Every entry is to be restated exactly; pictures are not part of the copy.

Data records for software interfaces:
---------------

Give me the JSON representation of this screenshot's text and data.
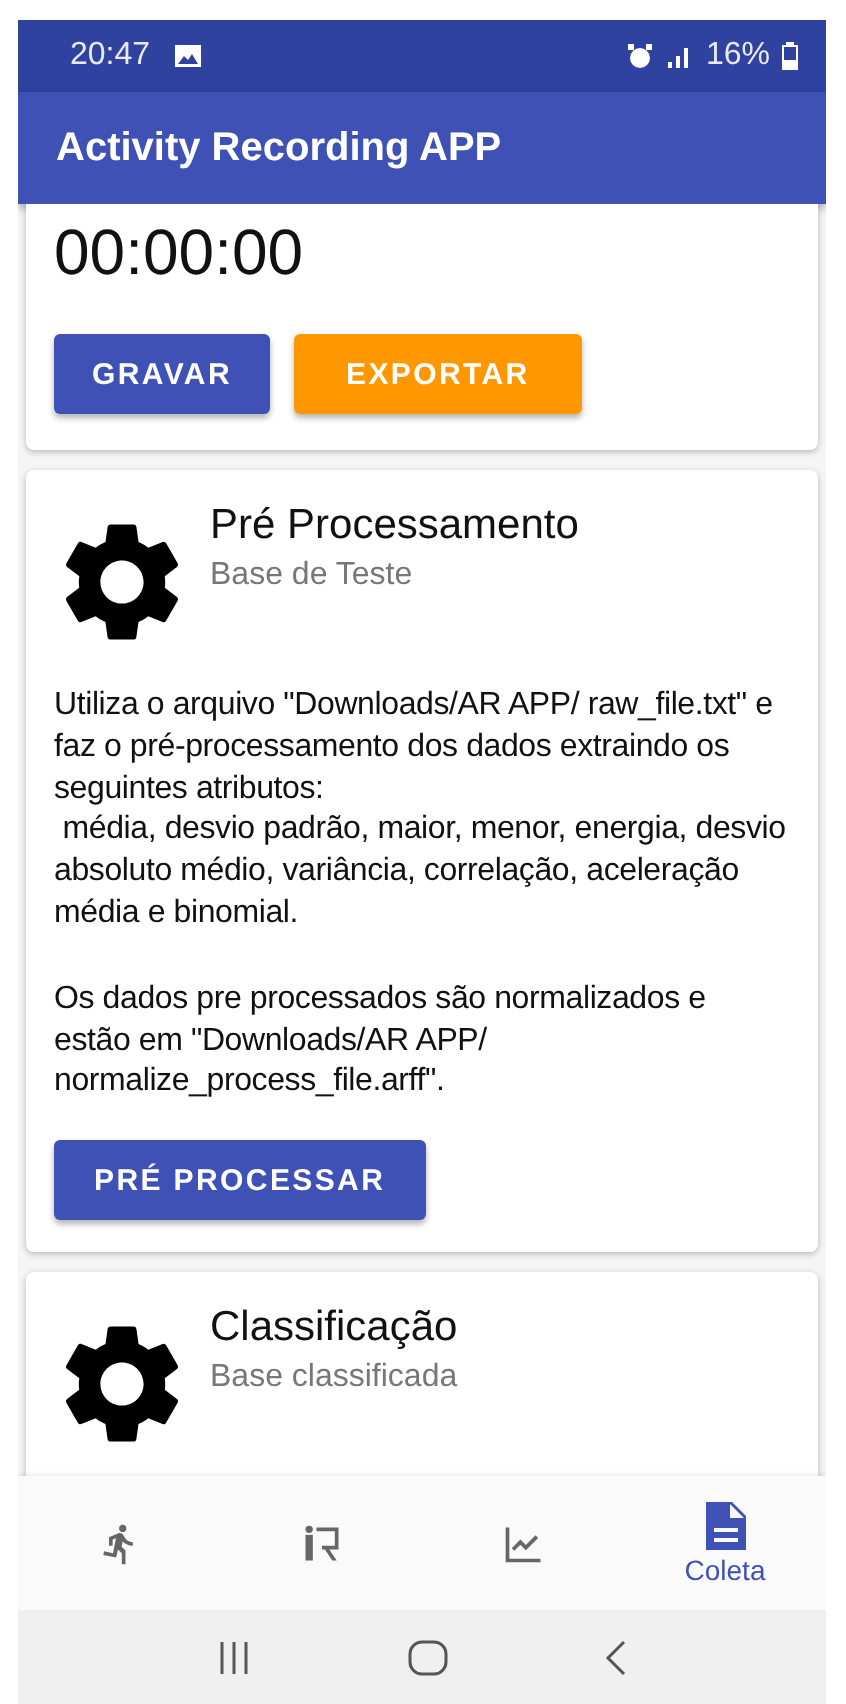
{
  "status_bar": {
    "time": "20:47",
    "battery": "16%"
  },
  "app_bar": {
    "title": "Activity Recording APP"
  },
  "timer_card": {
    "time": "00:00:00",
    "buttons": [
      {
        "label": "GRAVAR",
        "kind": "primary"
      },
      {
        "label": "EXPORTAR",
        "kind": "accent"
      }
    ]
  },
  "cards": [
    {
      "title": "Pré Processamento",
      "subtitle": "Base de Teste",
      "paragraphs": [
        "Utiliza o arquivo \"Downloads/AR APP/ raw_file.txt\" e faz o pré-processamento dos dados extraindo os seguintes atributos:\n média, desvio padrão, maior, menor, energia, desvio absoluto médio, variância, correlação, aceleração média e binomial.",
        "Os dados pre processados são normalizados e estão em \"Downloads/AR APP/ normalize_process_file.arff\"."
      ],
      "button": "PRÉ PROCESSAR"
    },
    {
      "title": "Classificação",
      "subtitle": "Base classificada"
    }
  ],
  "bottom_nav": [
    {
      "kind": "run",
      "selected": false
    },
    {
      "kind": "teach",
      "selected": false
    },
    {
      "kind": "chart",
      "selected": false
    },
    {
      "kind": "document",
      "label": "Coleta",
      "selected": true
    }
  ]
}
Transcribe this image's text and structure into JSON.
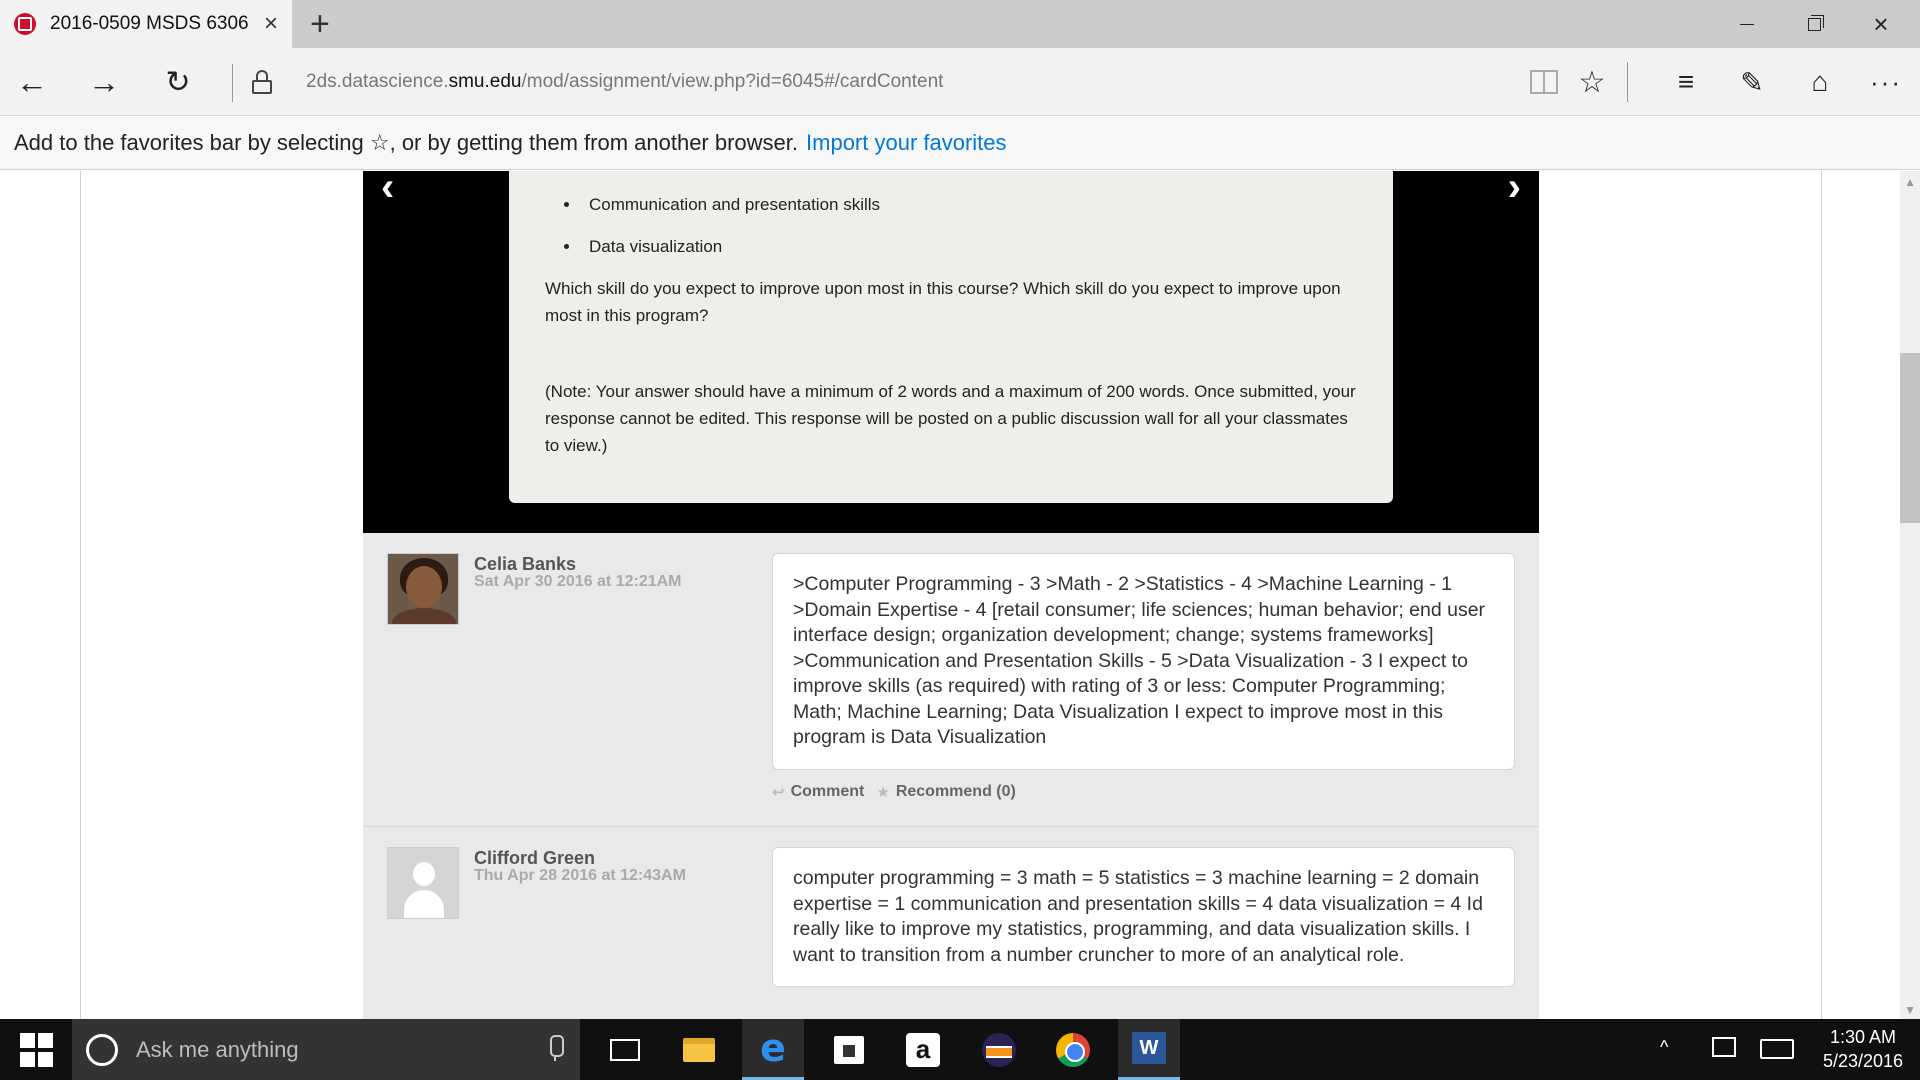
{
  "browser": {
    "tab_title": "2016-0509 MSDS 6306",
    "tab_close": "×",
    "new_tab": "+",
    "window_close": "×",
    "url_prefix": "2ds.datascience.",
    "url_domain": "smu.edu",
    "url_path": "/mod/assignment/view.php?id=6045#/cardContent",
    "nav_back": "←",
    "nav_forward": "→",
    "nav_refresh": "↻",
    "star": "☆",
    "hub": "≡",
    "notes": "✎",
    "share": "⌂",
    "more": "···"
  },
  "favorites_bar": {
    "message": "Add to the favorites bar by selecting ☆, or by getting them from another browser.",
    "link": "Import your favorites"
  },
  "card": {
    "arrow_prev": "‹",
    "arrow_next": "›",
    "bullets": [
      "Communication and presentation skills",
      "Data visualization"
    ],
    "question": "Which skill do you expect to improve upon most in this course? Which skill do you expect to improve upon most in this program?",
    "note": "(Note: Your answer should have a minimum of 2 words and a maximum of 200 words. Once submitted, your response cannot be edited. This response will be posted on a public discussion wall for all your classmates to view.)"
  },
  "posts": [
    {
      "author": "Celia Banks",
      "date": "Sat Apr 30 2016 at 12:21AM",
      "body": ">Computer Programming - 3 >Math - 2 >Statistics - 4 >Machine Learning - 1 >Domain Expertise - 4 [retail consumer; life sciences; human behavior; end user interface design; organization development; change; systems frameworks] >Communication and Presentation Skills - 5 >Data Visualization - 3 I expect to improve skills (as required) with rating of 3 or less: Computer Programming; Math; Machine Learning; Data Visualization I expect to improve most in this program is Data Visualization",
      "comment_label": "Comment",
      "recommend_label": "Recommend (0)"
    },
    {
      "author": "Clifford Green",
      "date": "Thu Apr 28 2016 at 12:43AM",
      "body": "computer programming = 3 math = 5 statistics = 3 machine learning = 2 domain expertise = 1 communication and presentation skills = 4 data visualization = 4 Id really like to improve my statistics, programming, and data visualization skills. I want to transition from a number cruncher to more of an analytical role."
    }
  ],
  "taskbar": {
    "search_placeholder": "Ask me anything",
    "amazon_letter": "a",
    "word_letter": "W",
    "tray_up": "^",
    "time": "1:30 AM",
    "date": "5/23/2016"
  },
  "colors": {
    "link_blue": "#0078d7",
    "favicon_red": "#c8102e",
    "taskbar_bg": "#101010"
  }
}
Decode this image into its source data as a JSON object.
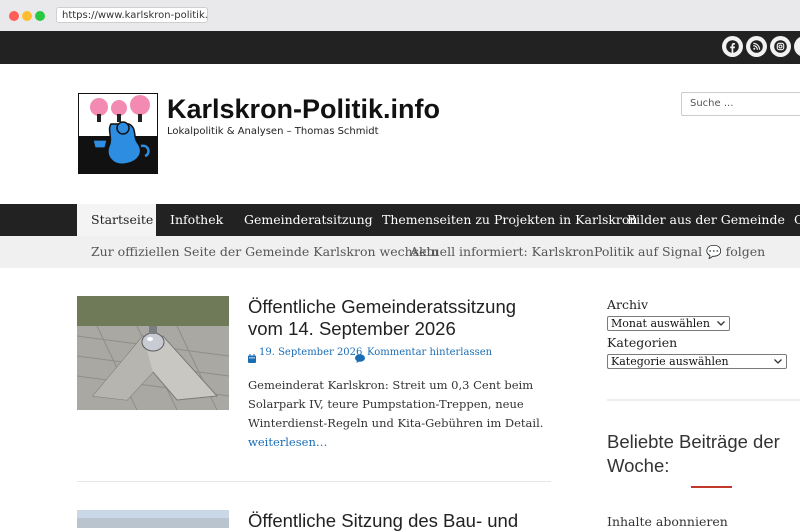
{
  "browser": {
    "url": "https://www.karlskron-politik.info/",
    "dot_colors": [
      "#fe5f57",
      "#febc2e",
      "#28c840"
    ]
  },
  "social": {
    "icons": [
      "facebook-icon",
      "rss-icon",
      "instagram-icon"
    ]
  },
  "header": {
    "site_title": "Karlskron-Politik.info",
    "tagline": "Lokalpolitik & Analysen – Thomas Schmidt",
    "search_placeholder": "Suche ..."
  },
  "nav": {
    "items": [
      {
        "label": "Startseite",
        "active": true
      },
      {
        "label": "Infothek"
      },
      {
        "label": "Gemeinderatsitzung"
      },
      {
        "label": "Themenseiten zu Projekten in Karlskron"
      },
      {
        "label": "Bilder aus der Gemeinde"
      },
      {
        "label": "G"
      }
    ]
  },
  "subnav": {
    "items": [
      "Zur offiziellen Seite der Gemeinde Karlskron wechseln",
      "Aktuell informiert: KarlskronPolitik auf Signal 💬 folgen"
    ]
  },
  "posts": [
    {
      "title_line1": "Öffentliche Gemeinderatssitzung",
      "title_line2": "vom 14. September 2026",
      "date": "19. September 2026",
      "comment": "Kommentar hinterlassen",
      "excerpt": "Gemeinderat Karlskron: Streit um 0,3 Cent beim Solarpark IV, teure Pumpstation-Treppen, neue Winterdienst-Regeln und Kita-Gebühren im Detail.",
      "read_more": "weiterlesen…"
    },
    {
      "title_line1": "Öffentliche Sitzung des Bau- und"
    }
  ],
  "sidebar": {
    "archive_label": "Archiv",
    "archive_select": "Monat auswählen",
    "categories_label": "Kategorien",
    "categories_select": "Kategorie auswählen",
    "widget_title": "Beliebte Beiträge der Woche:",
    "subscribe_label": "Inhalte abonnieren"
  },
  "colors": {
    "topbar": "#222222",
    "link": "#1b6db3",
    "accent": "#c0392b"
  }
}
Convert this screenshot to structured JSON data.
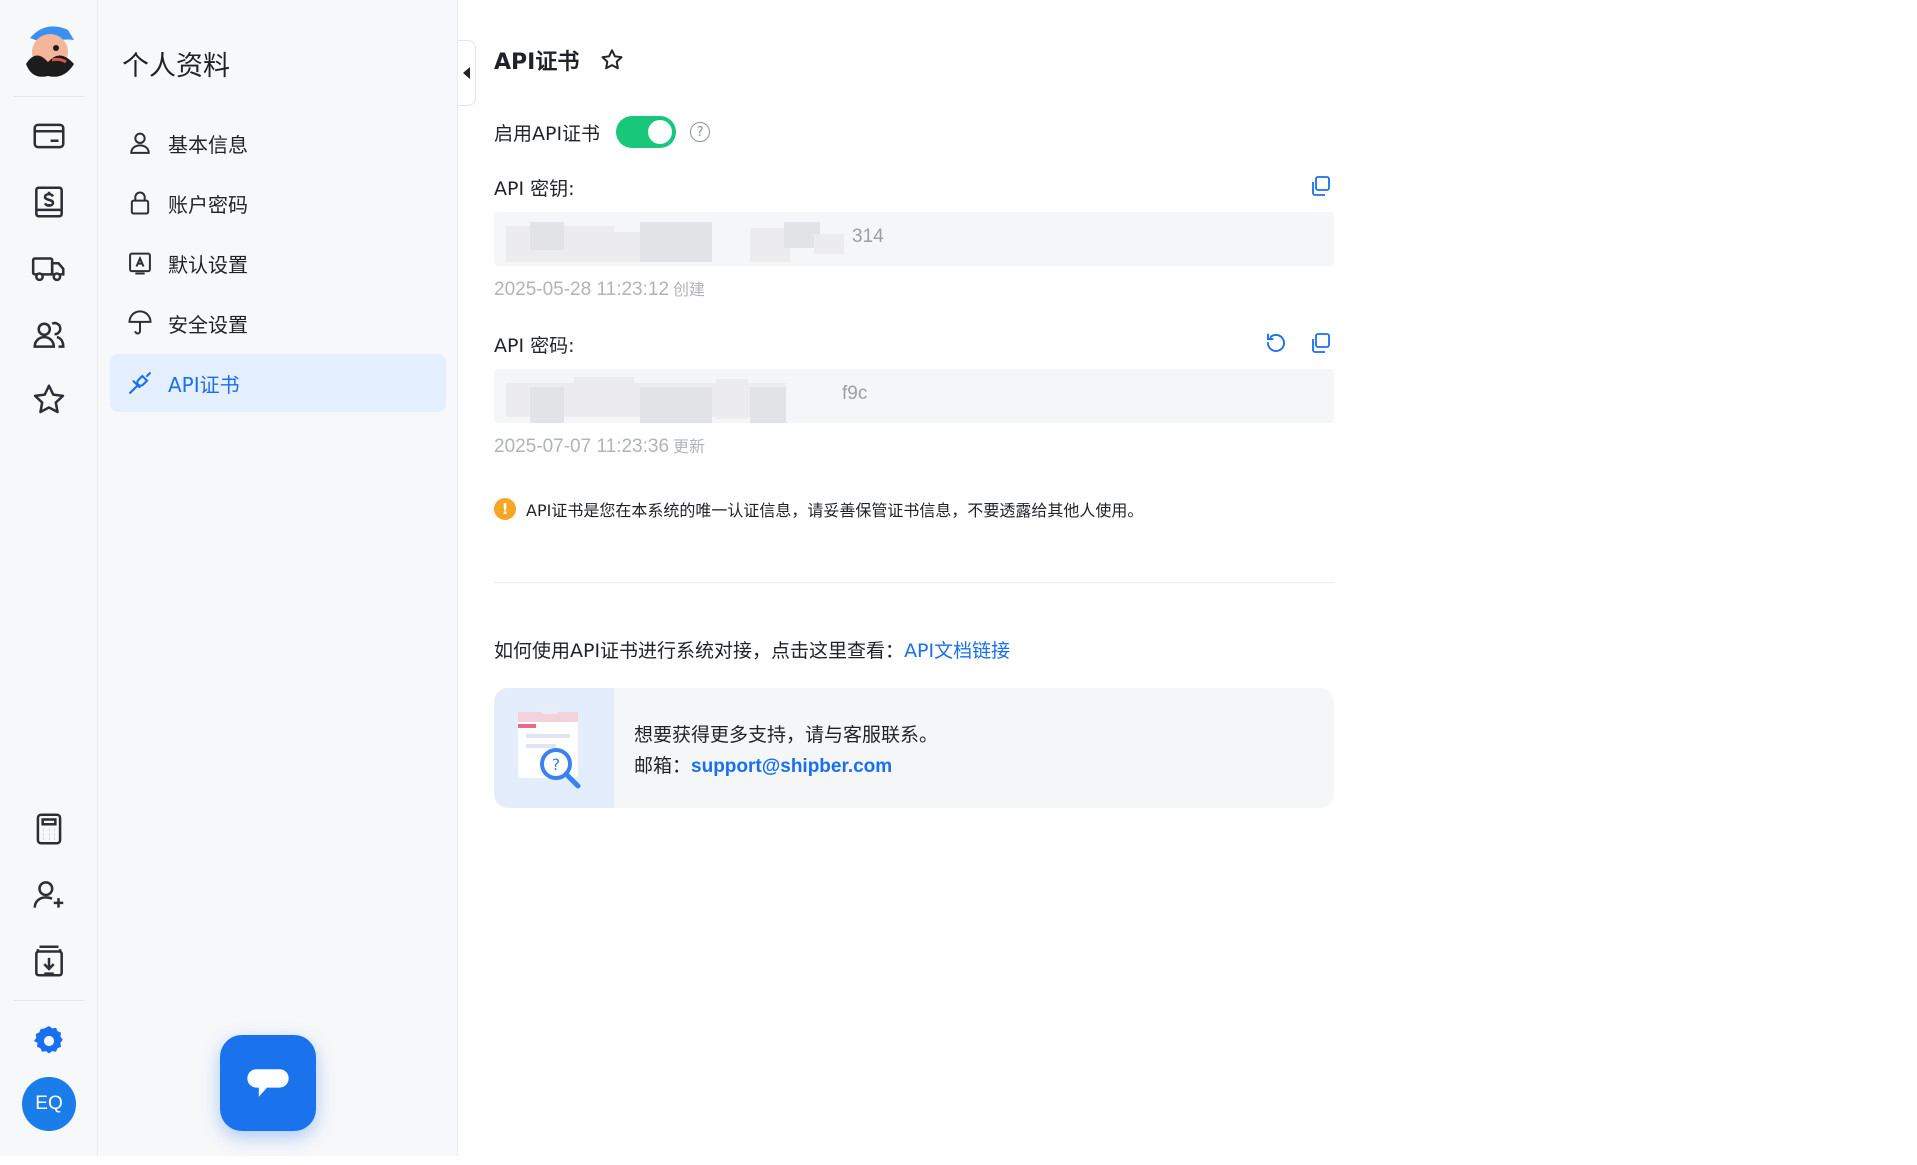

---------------

OUTPUT BELOW:
Give me the JSON representation of this screenshot's text and data.
{
  "status_bar": {
    "time": "20:47",
    "battery": "16%"
  },
  "app_bar": {
    "title": "Activity Recording APP"
  },
  "timer_card": {
    "time": "00:00:00",
    "buttons": [
      {
        "label": "GRAVAR",
        "kind": "primary"
      },
      {
        "label": "EXPORTAR",
        "kind": "accent"
      }
    ]
  },
  "cards": [
    {
      "title": "Pré Processamento",
      "subtitle": "Base de Teste",
      "paragraphs": [
        "Utiliza o arquivo \"Downloads/AR APP/ raw_file.txt\" e faz o pré-processamento dos dados extraindo os seguintes atributos:\n média, desvio padrão, maior, menor, energia, desvio absoluto médio, variância, correlação, aceleração média e binomial.",
        "Os dados pre processados são normalizados e estão em \"Downloads/AR APP/ normalize_process_file.arff\"."
      ],
      "button": "PRÉ PROCESSAR"
    },
    {
      "title": "Classificação",
      "subtitle": "Base classificada"
    }
  ],
  "bottom_nav": [
    {
      "kind": "run",
      "selected": false
    },
    {
      "kind": "teach",
      "selected": false
    },
    {
      "kind": "chart",
      "selected": false
    },
    {
      "kind": "document",
      "label": "Coleta",
      "selected": true
    }
  ]
}
Transcribe this image's text and structure into JSON.
{
  "browser": {
    "tab_title": "2016-0509 MSDS 6306",
    "tab_close": "×",
    "new_tab": "+",
    "window_close": "×",
    "url_prefix": "2ds.datascience.",
    "url_domain": "smu.edu",
    "url_path": "/mod/assignment/view.php?id=6045#/cardContent",
    "nav_back": "←",
    "nav_forward": "→",
    "nav_refresh": "↻",
    "star": "☆",
    "hub": "≡",
    "notes": "✎",
    "share": "⌂",
    "more": "···"
  },
  "favorites_bar": {
    "message": "Add to the favorites bar by selecting ☆, or by getting them from another browser.",
    "link": "Import your favorites"
  },
  "card": {
    "arrow_prev": "‹",
    "arrow_next": "›",
    "bullets": [
      "Communication and presentation skills",
      "Data visualization"
    ],
    "question": "Which skill do you expect to improve upon most in this course? Which skill do you expect to improve upon most in this program?",
    "note": "(Note: Your answer should have a minimum of 2 words and a maximum of 200 words. Once submitted, your response cannot be edited. This response will be posted on a public discussion wall for all your classmates to view.)"
  },
  "posts": [
    {
      "author": "Celia Banks",
      "date": "Sat Apr 30 2016 at 12:21AM",
      "body": ">Computer Programming - 3 >Math - 2 >Statistics - 4 >Machine Learning - 1 >Domain Expertise - 4 [retail consumer; life sciences; human behavior; end user interface design; organization development; change; systems frameworks] >Communication and Presentation Skills - 5 >Data Visualization - 3 I expect to improve skills (as required) with rating of 3 or less: Computer Programming; Math; Machine Learning; Data Visualization I expect to improve most in this program is Data Visualization",
      "comment_label": "Comment",
      "recommend_label": "Recommend (0)"
    },
    {
      "author": "Clifford Green",
      "date": "Thu Apr 28 2016 at 12:43AM",
      "body": "computer programming = 3 math = 5 statistics = 3 machine learning = 2 domain expertise = 1 communication and presentation skills = 4 data visualization = 4 Id really like to improve my statistics, programming, and data visualization skills. I want to transition from a number cruncher to more of an analytical role."
    }
  ],
  "taskbar": {
    "search_placeholder": "Ask me anything",
    "amazon_letter": "a",
    "word_letter": "W",
    "tray_up": "^",
    "time": "1:30 AM",
    "date": "5/23/2016"
  },
  "colors": {
    "link_blue": "#0078d7",
    "favicon_red": "#c8102e",
    "taskbar_bg": "#101010"
  }
}
Decode this image into its source data as a JSON object.
{
  "browser": {
    "url": "https://www.karlskron-politik.info/",
    "dot_colors": [
      "#fe5f57",
      "#febc2e",
      "#28c840"
    ]
  },
  "social": {
    "icons": [
      "facebook-icon",
      "rss-icon",
      "instagram-icon"
    ]
  },
  "header": {
    "site_title": "Karlskron-Politik.info",
    "tagline": "Lokalpolitik & Analysen – Thomas Schmidt",
    "search_placeholder": "Suche ..."
  },
  "nav": {
    "items": [
      {
        "label": "Startseite",
        "active": true
      },
      {
        "label": "Infothek"
      },
      {
        "label": "Gemeinderatsitzung"
      },
      {
        "label": "Themenseiten zu Projekten in Karlskron"
      },
      {
        "label": "Bilder aus der Gemeinde"
      },
      {
        "label": "G"
      }
    ]
  },
  "subnav": {
    "items": [
      "Zur offiziellen Seite der Gemeinde Karlskron wechseln",
      "Aktuell informiert: KarlskronPolitik auf Signal 💬 folgen"
    ]
  },
  "posts": [
    {
      "title_line1": "Öffentliche Gemeinderatssitzung",
      "title_line2": "vom 14. September 2026",
      "date": "19. September 2026",
      "comment": "Kommentar hinterlassen",
      "excerpt": "Gemeinderat Karlskron: Streit um 0,3 Cent beim Solarpark IV, teure Pumpstation-Treppen, neue Winterdienst-Regeln und Kita-Gebühren im Detail.",
      "read_more": "weiterlesen…"
    },
    {
      "title_line1": "Öffentliche Sitzung des Bau- und"
    }
  ],
  "sidebar": {
    "archive_label": "Archiv",
    "archive_select": "Monat auswählen",
    "categories_label": "Kategorien",
    "categories_select": "Kategorie auswählen",
    "widget_title": "Beliebte Beiträge der Woche:",
    "subscribe_label": "Inhalte abonnieren"
  },
  "colors": {
    "topbar": "#222222",
    "link": "#1b6db3",
    "accent": "#c0392b"
  }
}
Convert this screenshot to structured JSON data.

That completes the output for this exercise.